What’s so interesting about this ecosystem is that founders recognize they are all on a similar mission. Of course, it’s a competitive market. Companies are fighting for talent, as as you’d want them to be, but at the end of the day, if we at Sound can help support them from a narrative perspective, from a branding and marketing perspective [and to share] what’s happening broadly within AI, that is something that benefits the ecosystem as a whole, and that’s why the founders were really supportive. It’s something that we would only do with the blessing of our founders.
What kind of information rights do you get from these companies?
I think the most important thing again is that we do this in collaboration with our founders. We’ve invested in more than 200 companies [since Kutcher and Oseary began investing in startups, including Uber, Airbnb, and Spotify]. There have been cases in the past where we’ve invested in competitors as well, and that has been with the opt-in from founders on both sides. And our track record at the end of the day of supporting founders is the reason why we’re able to attract exceptional founders to Sound.
Has Sound talked to Elon Musk about what he wants to build? Would you potentially back that company if it comes to pass?
That honestly is not something I can comment on at this point. He is not part of the portfolio.
Okay. But you’re obviously aware that he’s trying to build a rival to OpenAI.

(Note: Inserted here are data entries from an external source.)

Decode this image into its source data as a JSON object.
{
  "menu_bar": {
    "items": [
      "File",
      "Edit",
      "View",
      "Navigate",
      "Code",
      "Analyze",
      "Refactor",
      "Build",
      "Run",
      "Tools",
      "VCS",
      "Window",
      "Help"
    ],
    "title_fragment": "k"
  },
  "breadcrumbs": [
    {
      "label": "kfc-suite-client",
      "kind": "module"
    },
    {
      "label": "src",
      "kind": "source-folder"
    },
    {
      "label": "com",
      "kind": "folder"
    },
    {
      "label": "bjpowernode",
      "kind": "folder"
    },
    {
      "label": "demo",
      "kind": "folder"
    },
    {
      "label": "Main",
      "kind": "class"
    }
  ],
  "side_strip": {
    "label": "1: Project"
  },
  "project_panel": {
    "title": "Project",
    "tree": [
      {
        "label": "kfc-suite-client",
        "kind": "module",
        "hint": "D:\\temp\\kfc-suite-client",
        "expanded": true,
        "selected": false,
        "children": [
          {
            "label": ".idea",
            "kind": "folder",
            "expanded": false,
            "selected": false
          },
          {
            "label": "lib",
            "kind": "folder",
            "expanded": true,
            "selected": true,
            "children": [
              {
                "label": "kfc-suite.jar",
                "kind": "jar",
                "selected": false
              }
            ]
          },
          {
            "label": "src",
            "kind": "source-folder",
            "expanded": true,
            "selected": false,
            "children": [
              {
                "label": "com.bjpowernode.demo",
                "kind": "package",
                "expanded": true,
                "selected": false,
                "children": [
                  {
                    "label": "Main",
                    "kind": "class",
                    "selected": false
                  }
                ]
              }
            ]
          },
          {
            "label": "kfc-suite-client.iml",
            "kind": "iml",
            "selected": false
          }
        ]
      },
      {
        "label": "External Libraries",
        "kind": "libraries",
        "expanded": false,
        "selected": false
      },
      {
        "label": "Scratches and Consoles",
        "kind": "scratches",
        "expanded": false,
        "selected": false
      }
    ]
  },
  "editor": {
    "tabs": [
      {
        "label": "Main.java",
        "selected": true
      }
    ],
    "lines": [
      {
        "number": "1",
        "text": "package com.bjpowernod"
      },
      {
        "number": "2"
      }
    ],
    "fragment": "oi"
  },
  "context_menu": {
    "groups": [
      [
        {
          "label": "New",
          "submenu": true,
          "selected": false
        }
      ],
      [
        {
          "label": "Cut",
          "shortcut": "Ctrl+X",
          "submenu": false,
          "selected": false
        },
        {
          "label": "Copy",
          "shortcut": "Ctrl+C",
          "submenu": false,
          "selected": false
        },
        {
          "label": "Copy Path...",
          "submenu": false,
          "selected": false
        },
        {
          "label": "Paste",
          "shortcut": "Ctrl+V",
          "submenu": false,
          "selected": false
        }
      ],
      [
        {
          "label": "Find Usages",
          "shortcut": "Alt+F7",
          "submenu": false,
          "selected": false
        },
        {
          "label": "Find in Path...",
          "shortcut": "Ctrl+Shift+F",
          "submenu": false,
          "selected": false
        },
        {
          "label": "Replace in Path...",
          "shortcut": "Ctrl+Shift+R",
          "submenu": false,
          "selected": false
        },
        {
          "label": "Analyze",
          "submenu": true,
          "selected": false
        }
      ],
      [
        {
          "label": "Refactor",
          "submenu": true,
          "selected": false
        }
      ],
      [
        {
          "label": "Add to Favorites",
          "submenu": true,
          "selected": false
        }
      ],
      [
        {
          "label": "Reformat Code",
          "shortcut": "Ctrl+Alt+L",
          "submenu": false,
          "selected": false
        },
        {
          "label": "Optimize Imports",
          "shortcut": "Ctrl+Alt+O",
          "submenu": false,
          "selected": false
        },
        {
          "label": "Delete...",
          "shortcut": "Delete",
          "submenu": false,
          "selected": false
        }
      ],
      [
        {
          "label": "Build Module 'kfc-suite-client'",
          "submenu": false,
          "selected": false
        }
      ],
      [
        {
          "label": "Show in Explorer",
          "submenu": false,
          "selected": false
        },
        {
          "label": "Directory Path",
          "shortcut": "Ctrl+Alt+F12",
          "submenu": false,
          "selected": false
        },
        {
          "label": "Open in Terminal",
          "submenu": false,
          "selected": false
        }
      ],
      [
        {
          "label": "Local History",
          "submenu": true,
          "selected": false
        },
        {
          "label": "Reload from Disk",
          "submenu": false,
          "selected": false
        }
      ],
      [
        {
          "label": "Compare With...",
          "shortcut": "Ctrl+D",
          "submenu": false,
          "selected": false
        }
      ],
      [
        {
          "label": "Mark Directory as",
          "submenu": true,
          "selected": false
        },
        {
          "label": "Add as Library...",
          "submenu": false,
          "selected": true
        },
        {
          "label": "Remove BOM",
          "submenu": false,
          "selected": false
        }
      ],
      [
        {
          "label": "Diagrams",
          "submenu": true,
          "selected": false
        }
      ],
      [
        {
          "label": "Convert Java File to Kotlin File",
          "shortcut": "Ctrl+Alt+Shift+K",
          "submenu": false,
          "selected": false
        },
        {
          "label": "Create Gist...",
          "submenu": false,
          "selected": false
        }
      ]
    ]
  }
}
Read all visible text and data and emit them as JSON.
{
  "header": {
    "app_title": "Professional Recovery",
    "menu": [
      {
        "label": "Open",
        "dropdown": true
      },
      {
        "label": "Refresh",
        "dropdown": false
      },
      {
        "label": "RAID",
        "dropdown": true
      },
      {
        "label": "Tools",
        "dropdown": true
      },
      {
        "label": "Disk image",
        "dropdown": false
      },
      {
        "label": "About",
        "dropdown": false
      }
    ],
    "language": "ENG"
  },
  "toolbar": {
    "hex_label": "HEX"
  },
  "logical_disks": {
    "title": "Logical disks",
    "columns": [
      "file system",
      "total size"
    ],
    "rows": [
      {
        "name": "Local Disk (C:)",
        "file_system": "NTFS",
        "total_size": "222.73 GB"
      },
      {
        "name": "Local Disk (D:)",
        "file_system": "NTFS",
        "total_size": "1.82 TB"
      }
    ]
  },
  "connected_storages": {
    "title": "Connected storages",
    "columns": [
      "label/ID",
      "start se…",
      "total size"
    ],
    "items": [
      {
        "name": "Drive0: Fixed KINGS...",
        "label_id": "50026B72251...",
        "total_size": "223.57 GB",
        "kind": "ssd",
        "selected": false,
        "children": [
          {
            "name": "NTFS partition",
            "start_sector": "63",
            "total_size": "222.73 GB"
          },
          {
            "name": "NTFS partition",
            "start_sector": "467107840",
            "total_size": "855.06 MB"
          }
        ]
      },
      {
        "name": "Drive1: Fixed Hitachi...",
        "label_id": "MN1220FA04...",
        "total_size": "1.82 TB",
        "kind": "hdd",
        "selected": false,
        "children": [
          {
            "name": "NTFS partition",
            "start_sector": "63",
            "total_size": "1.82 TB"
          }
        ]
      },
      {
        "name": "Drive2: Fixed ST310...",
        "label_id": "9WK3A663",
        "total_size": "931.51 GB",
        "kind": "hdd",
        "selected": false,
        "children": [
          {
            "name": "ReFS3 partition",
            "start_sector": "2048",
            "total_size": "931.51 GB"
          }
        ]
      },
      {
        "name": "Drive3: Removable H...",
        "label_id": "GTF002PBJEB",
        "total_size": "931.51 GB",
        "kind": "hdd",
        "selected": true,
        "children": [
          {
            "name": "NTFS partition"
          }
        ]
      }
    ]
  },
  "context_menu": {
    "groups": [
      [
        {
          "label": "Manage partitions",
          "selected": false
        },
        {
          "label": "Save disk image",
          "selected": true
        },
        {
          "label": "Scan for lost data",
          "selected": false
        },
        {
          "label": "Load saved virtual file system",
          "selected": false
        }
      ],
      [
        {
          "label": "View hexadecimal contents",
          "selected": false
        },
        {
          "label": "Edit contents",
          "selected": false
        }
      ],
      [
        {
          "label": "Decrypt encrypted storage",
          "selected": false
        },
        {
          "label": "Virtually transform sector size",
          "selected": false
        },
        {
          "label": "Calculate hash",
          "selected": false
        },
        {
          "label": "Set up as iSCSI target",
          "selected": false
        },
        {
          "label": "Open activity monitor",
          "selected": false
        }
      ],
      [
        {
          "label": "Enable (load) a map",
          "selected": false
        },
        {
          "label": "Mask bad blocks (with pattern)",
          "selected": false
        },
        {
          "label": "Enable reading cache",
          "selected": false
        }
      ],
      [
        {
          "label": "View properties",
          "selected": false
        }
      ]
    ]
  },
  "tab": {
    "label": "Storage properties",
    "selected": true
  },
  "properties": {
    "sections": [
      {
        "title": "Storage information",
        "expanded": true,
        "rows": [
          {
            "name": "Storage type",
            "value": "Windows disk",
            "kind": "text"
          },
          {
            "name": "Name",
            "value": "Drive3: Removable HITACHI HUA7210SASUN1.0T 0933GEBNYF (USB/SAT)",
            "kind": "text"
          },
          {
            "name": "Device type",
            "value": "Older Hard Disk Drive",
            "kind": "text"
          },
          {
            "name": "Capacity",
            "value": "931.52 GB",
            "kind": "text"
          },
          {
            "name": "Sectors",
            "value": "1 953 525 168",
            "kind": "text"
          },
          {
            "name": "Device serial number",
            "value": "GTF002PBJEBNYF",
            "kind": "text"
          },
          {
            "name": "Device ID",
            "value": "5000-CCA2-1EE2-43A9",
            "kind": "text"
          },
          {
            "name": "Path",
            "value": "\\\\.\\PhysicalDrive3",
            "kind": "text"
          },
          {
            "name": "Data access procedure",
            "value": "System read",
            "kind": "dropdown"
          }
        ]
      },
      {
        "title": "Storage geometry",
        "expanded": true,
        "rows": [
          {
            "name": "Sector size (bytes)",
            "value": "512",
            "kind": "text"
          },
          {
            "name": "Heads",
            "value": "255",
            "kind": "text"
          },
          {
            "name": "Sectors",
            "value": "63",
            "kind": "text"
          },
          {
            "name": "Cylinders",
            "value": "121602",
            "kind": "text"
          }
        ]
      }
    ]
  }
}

In general, we’re aware of many of the players out there. That’s our job as venture investors. We need to understand what the market landscape looks like. [In fact] we’ve been investing in AI for a decade. We actually made our very first bet within artificial general intelligence back in 2007; we invested in Vicarious [the robotics and AI company acquired last year by Alphabet] and so we’ve been in and around this industry for a while and gotten to know some of the key players. It’s why this strategy came together for us quite quickly.
Sure, and I appreciate this bet on the network effects at play here. Relatedly, there was lot of attention paid last week to Chegg, whose shares tanked after it acknowledged the degree to which OpenAI’s chatbot, ChatGPT, is disrupting its business. Chegg is a portfolio company of Sound as well. How do your companies protect themselves?
We’ve reached out to a number of our companies to help them understand and think through how they can leverage this type of technology internally. We believe that every company, regardless of industry or sector or the problem that they’re trying to solve, will have to figure out a way to incorporate this into part of their offering. I think something incredible that [Chegg CEO] Dan [Rosensweig] did was, in the few weeks before earnings came out, was his announcement around a partnership with OpenAI.
How are you using AI inside Sound Ventures?
We use it for sourcing primarily, just to understand where talent is going. We’re so obsessed with talent.
In the meantime, you’re concurrently deploying another fund?
Yes. We have two strategies that we deploy in parallel. There’s the growth strategy, which is really dedicated to the foundational model here. And in parallel, we’re investing our [third, $200 million] early stage fund. That is typically used to fund Series A and B software companies. As it relates to AI, that would mean funding the application layer that sits on top of the models. That’s an area we’ve been super, super active in and exploring deeply.